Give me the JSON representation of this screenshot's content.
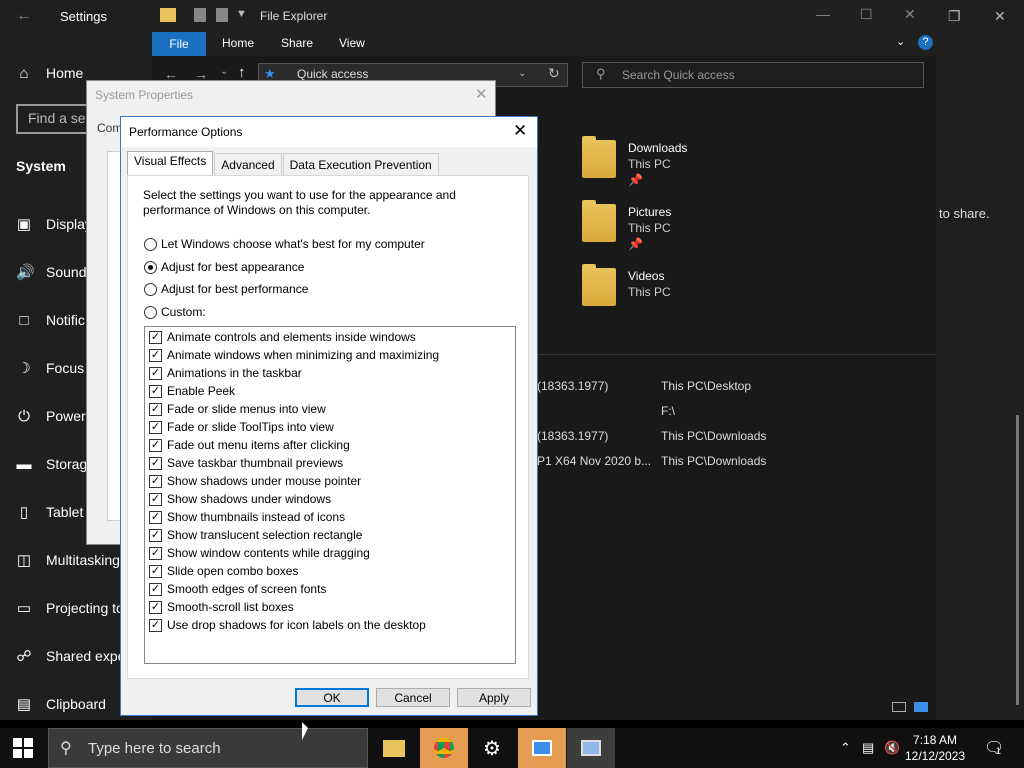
{
  "settings": {
    "title": "Settings",
    "home": "Home",
    "search_placeholder": "Find a set",
    "section": "System",
    "nav": [
      {
        "label": "Display",
        "icon": "display-icon"
      },
      {
        "label": "Sound",
        "icon": "sound-icon"
      },
      {
        "label": "Notific",
        "icon": "notifications-icon"
      },
      {
        "label": "Focus",
        "icon": "focus-assist-icon"
      },
      {
        "label": "Power",
        "icon": "power-icon"
      },
      {
        "label": "Storag",
        "icon": "storage-icon"
      },
      {
        "label": "Tablet",
        "icon": "tablet-icon"
      },
      {
        "label": "Multitasking",
        "icon": "multitasking-icon"
      },
      {
        "label": "Projecting to",
        "icon": "projecting-icon"
      },
      {
        "label": "Shared expe",
        "icon": "shared-experiences-icon"
      },
      {
        "label": "Clipboard",
        "icon": "clipboard-icon"
      }
    ],
    "share_hint": "to share."
  },
  "explorer": {
    "title": "File Explorer",
    "tabs": [
      "File",
      "Home",
      "Share",
      "View"
    ],
    "address": "Quick access",
    "search_placeholder": "Search Quick access",
    "folders": [
      {
        "name": "Downloads",
        "location": "This PC"
      },
      {
        "name": "Pictures",
        "location": "This PC"
      },
      {
        "name": "Videos",
        "location": "This PC"
      }
    ],
    "recent": [
      {
        "name": "(18363.1977)",
        "path": "This PC\\Desktop"
      },
      {
        "name": "",
        "path": "F:\\"
      },
      {
        "name": "(18363.1977)",
        "path": "This PC\\Downloads"
      },
      {
        "name": "P1 X64 Nov 2020 b...",
        "path": "This PC\\Downloads"
      }
    ]
  },
  "sysprops": {
    "title": "System Properties",
    "tab_stub": "Com"
  },
  "perf": {
    "title": "Performance Options",
    "tabs": [
      "Visual Effects",
      "Advanced",
      "Data Execution Prevention"
    ],
    "description": "Select the settings you want to use for the appearance and performance of Windows on this computer.",
    "radios": [
      {
        "label": "Let Windows choose what's best for my computer",
        "checked": false
      },
      {
        "label": "Adjust for best appearance",
        "checked": true
      },
      {
        "label": "Adjust for best performance",
        "checked": false
      },
      {
        "label": "Custom:",
        "checked": false
      }
    ],
    "effects": [
      "Animate controls and elements inside windows",
      "Animate windows when minimizing and maximizing",
      "Animations in the taskbar",
      "Enable Peek",
      "Fade or slide menus into view",
      "Fade or slide ToolTips into view",
      "Fade out menu items after clicking",
      "Save taskbar thumbnail previews",
      "Show shadows under mouse pointer",
      "Show shadows under windows",
      "Show thumbnails instead of icons",
      "Show translucent selection rectangle",
      "Show window contents while dragging",
      "Slide open combo boxes",
      "Smooth edges of screen fonts",
      "Smooth-scroll list boxes",
      "Use drop shadows for icon labels on the desktop"
    ],
    "buttons": {
      "ok": "OK",
      "cancel": "Cancel",
      "apply": "Apply"
    }
  },
  "taskbar": {
    "search_placeholder": "Type here to search",
    "time": "7:18 AM",
    "date": "12/12/2023",
    "notification_count": "1"
  },
  "colors": {
    "accent": "#0078d7",
    "explorer_file_tab": "#1a6fc1"
  }
}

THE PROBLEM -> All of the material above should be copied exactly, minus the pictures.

ANSWER ->
Give me the JSON representation of this screenshot's content.
{
  "settings": {
    "title": "Settings",
    "home": "Home",
    "search_placeholder": "Find a set",
    "section": "System",
    "nav": [
      {
        "label": "Display",
        "icon": "display-icon"
      },
      {
        "label": "Sound",
        "icon": "sound-icon"
      },
      {
        "label": "Notific",
        "icon": "notifications-icon"
      },
      {
        "label": "Focus",
        "icon": "focus-assist-icon"
      },
      {
        "label": "Power",
        "icon": "power-icon"
      },
      {
        "label": "Storag",
        "icon": "storage-icon"
      },
      {
        "label": "Tablet",
        "icon": "tablet-icon"
      },
      {
        "label": "Multitasking",
        "icon": "multitasking-icon"
      },
      {
        "label": "Projecting to",
        "icon": "projecting-icon"
      },
      {
        "label": "Shared expe",
        "icon": "shared-experiences-icon"
      },
      {
        "label": "Clipboard",
        "icon": "clipboard-icon"
      }
    ],
    "share_hint": "to share."
  },
  "explorer": {
    "title": "File Explorer",
    "tabs": [
      "File",
      "Home",
      "Share",
      "View"
    ],
    "address": "Quick access",
    "search_placeholder": "Search Quick access",
    "folders": [
      {
        "name": "Downloads",
        "location": "This PC"
      },
      {
        "name": "Pictures",
        "location": "This PC"
      },
      {
        "name": "Videos",
        "location": "This PC"
      }
    ],
    "recent": [
      {
        "name": "(18363.1977)",
        "path": "This PC\\Desktop"
      },
      {
        "name": "",
        "path": "F:\\"
      },
      {
        "name": "(18363.1977)",
        "path": "This PC\\Downloads"
      },
      {
        "name": "P1 X64 Nov 2020 b...",
        "path": "This PC\\Downloads"
      }
    ]
  },
  "sysprops": {
    "title": "System Properties",
    "tab_stub": "Com"
  },
  "perf": {
    "title": "Performance Options",
    "tabs": [
      "Visual Effects",
      "Advanced",
      "Data Execution Prevention"
    ],
    "description": "Select the settings you want to use for the appearance and performance of Windows on this computer.",
    "radios": [
      {
        "label": "Let Windows choose what's best for my computer",
        "checked": false
      },
      {
        "label": "Adjust for best appearance",
        "checked": true
      },
      {
        "label": "Adjust for best performance",
        "checked": false
      },
      {
        "label": "Custom:",
        "checked": false
      }
    ],
    "effects": [
      "Animate controls and elements inside windows",
      "Animate windows when minimizing and maximizing",
      "Animations in the taskbar",
      "Enable Peek",
      "Fade or slide menus into view",
      "Fade or slide ToolTips into view",
      "Fade out menu items after clicking",
      "Save taskbar thumbnail previews",
      "Show shadows under mouse pointer",
      "Show shadows under windows",
      "Show thumbnails instead of icons",
      "Show translucent selection rectangle",
      "Show window contents while dragging",
      "Slide open combo boxes",
      "Smooth edges of screen fonts",
      "Smooth-scroll list boxes",
      "Use drop shadows for icon labels on the desktop"
    ],
    "buttons": {
      "ok": "OK",
      "cancel": "Cancel",
      "apply": "Apply"
    }
  },
  "taskbar": {
    "search_placeholder": "Type here to search",
    "time": "7:18 AM",
    "date": "12/12/2023",
    "notification_count": "1"
  },
  "colors": {
    "accent": "#0078d7",
    "explorer_file_tab": "#1a6fc1"
  }
}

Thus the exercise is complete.